... a dazzling enigma packed with mysteries in miniature ... Is the Subdivision a place, an emotion or an event lodged in the back of the mind? Is it limbo, or a wall persuaded to shield us from the truth? Lennon is a masterly aggregator of dread. His refusal to neatly answer these questions allows for a bold, unsettling narrative to take shape. The main character’s memories have been fragmented, jumbled and reassembled in a district specifically zoned for her story. Every novel is a subdivision in this way: a plot of land, a land for the plot.
... masterfully told ... what a pleasure it is! Page after page features passages that beg to be read again, with wonderfully inventive visuals along the way ... Indeed, it isn’t long before readers are led to believe the entire world Lennon has built is a before-and-after place, which deepens the story’s nightmarish vibe while propelling the narrative forward ... [Lennon] is one of those rare contemporary writers who’s forged a unique way of storytelling that fuses imagination and reality to create narratives that are presently compelling and resonant long after the last words are read ... While It’s easy to envision his work being analyzed by the MFA crowd, the plots and language are equally appealing to everyday readers who want accessible storytelling that’s intriguing as opposed to confusing (or so obtuse that it takes a room full of those MFAs to figure out what the stories mean) ... Yes, he’s brilliant, but he knows the writer’s most important priority is to entertain.
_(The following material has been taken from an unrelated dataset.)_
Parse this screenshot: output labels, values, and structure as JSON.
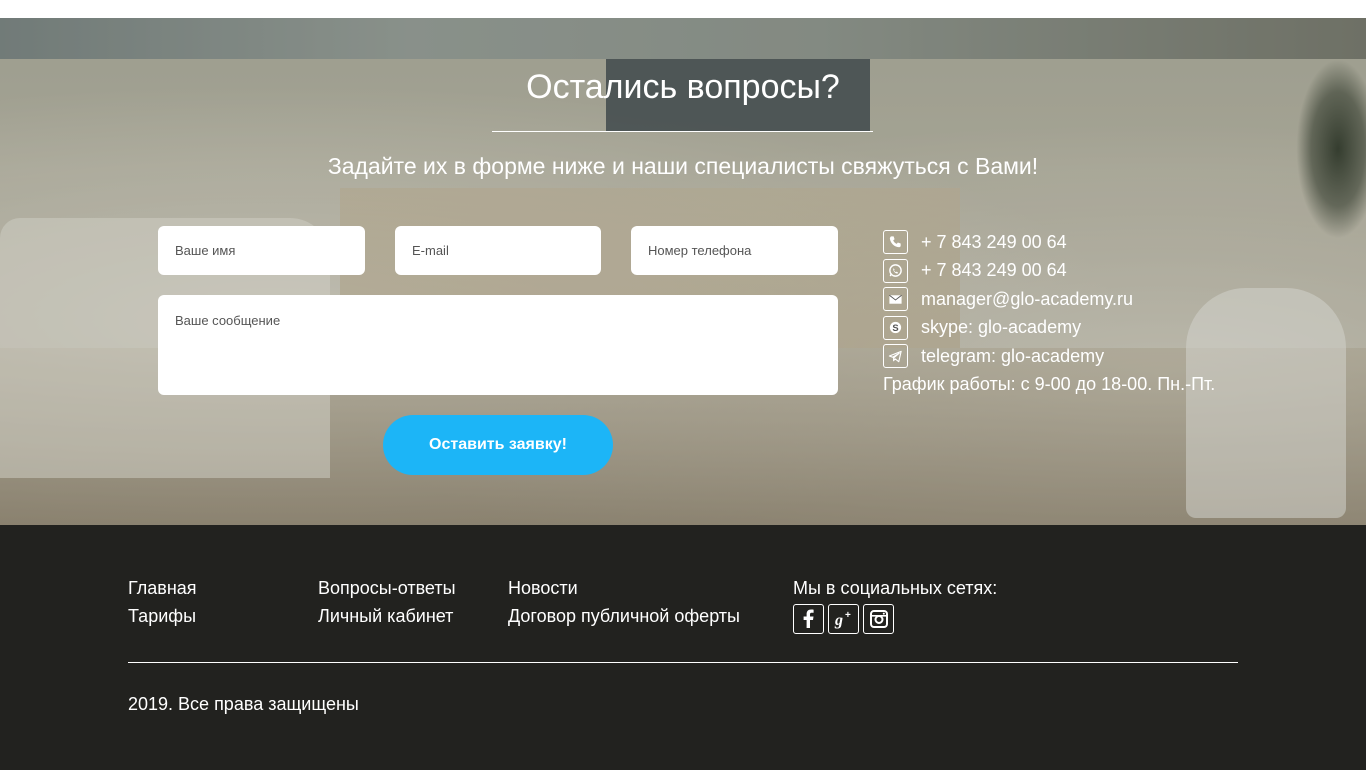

Which is exactly what he does in Subdivision, where cryptic chills and surprises lie around every corner.
... a novel with a key. But rather than shocking us with a twist ending, Lennon gradually clues us (and the narrator herself) into what’s really going on beneath the surface. This process is heavy-handed at times ... The narrator’s metaphorical sublimations of traumatic events and relationships tend toward the obvious, and one of the recurring images, of a jigsaw puzzle filling itself in on a table in the guesthouse, reads like a cliché. But Subdivision is never less than riveting, thanks to Lennon’s lean and evocative prose, our thrilling inability to predict what will happen next, and the certainty that it will be something surprising and disturbing.
The experience of reading J. Robert Lennon’s latest title is as akin to playing certain mystery video games as it is to reading a typical book ... The book’s mysteries emerge slowly, perhaps even preciously ... Lennon isn’t failing to realize a detailed world; he’s realizing a non-detailed world. The narration is precise but toneless, displaying the same detachment whether describing neighborhood aesthetics ... The advantage for the writer is the ability to tweak reality and introduce elements as they see fit, no verisimilitude check needed. The pleasure for the reader, when the former is done well, lies in the tension between the world as it is and the subdivision in which the reader or viewer is contained — in how the real world, which the artificial one conceals, sneaks through the membrane. After a quaint start, Lennon proves himself masterful at this ... While it’s not always clear which oddities have outside meaning and which are simply dreamlike logic, the mystery unfolds at a steady drip, and gives the reader some intriguing detours on the ride to the big reveal ... The more the novel goes on, the more its world resembles those in Murakami novels (though we’re spared any sexualized descriptions of women’s earlobes), with their interplay between the strange and the meaningful, the conscious and the subconscious. Lennon makes familiar things just strange enough to be unsettling ... Since we don’t have the picture on the box, seeing the picture revealed as Lennon fits more and more pieces into place makes for an effective mystery format ... But the most interesting thing about the form Lennon has chosen is the way it turns a book about a faceless, nameless character with no memories and few opinions into a portrait. The reader isn’t the only one discovering who this woman is. The narrator is on a journey to see herself, and the life The Subdivision conceals, properly for the first time. The narrator arrives as an empty outline. The journey to fill in that outline is a wild one, but one given meaning by the person we come to see inside it.
... deeply philosophical and surreal puzzle-like tale ... Lennon cleverly employs symbolism and literary echoes to create a dark fairy tale rich in imagination and sly intelligence that will appeal to the intellectually curious reader. A thought-provoking work that somehow successfully brings to mind Alice in Wonderland and Kafka as reimagined by manga animator Hayao Miyazaki.
... askew, uncanny—and consistently compelling ... The tone is surreal and the result sometimes, à la Kafka, darkly funny. The novel features elements of the picaresque (she is Alice, or perhaps Gulliver), but it also has the everyday-suburban-made-strange-and-luminous quality of Steven Millhauser and the gleefully absurd, improvised feel of César Aira. Eventually the narrator's other, prior world starts to bleed through, and the reader gains tools that help to illuminate the mystery, if not quite (and bless Lennon for this) solve it ... Sharp, inventive—and disorienting in all the good ways.
... deliriously inventive ... Lennon strikes a delicate balance, and the surreal story is only occasionally weighed down with overwriting ... This is an impressive marriage of a vibrant, tortuous fever dream and an unsentimental meditation on life and death.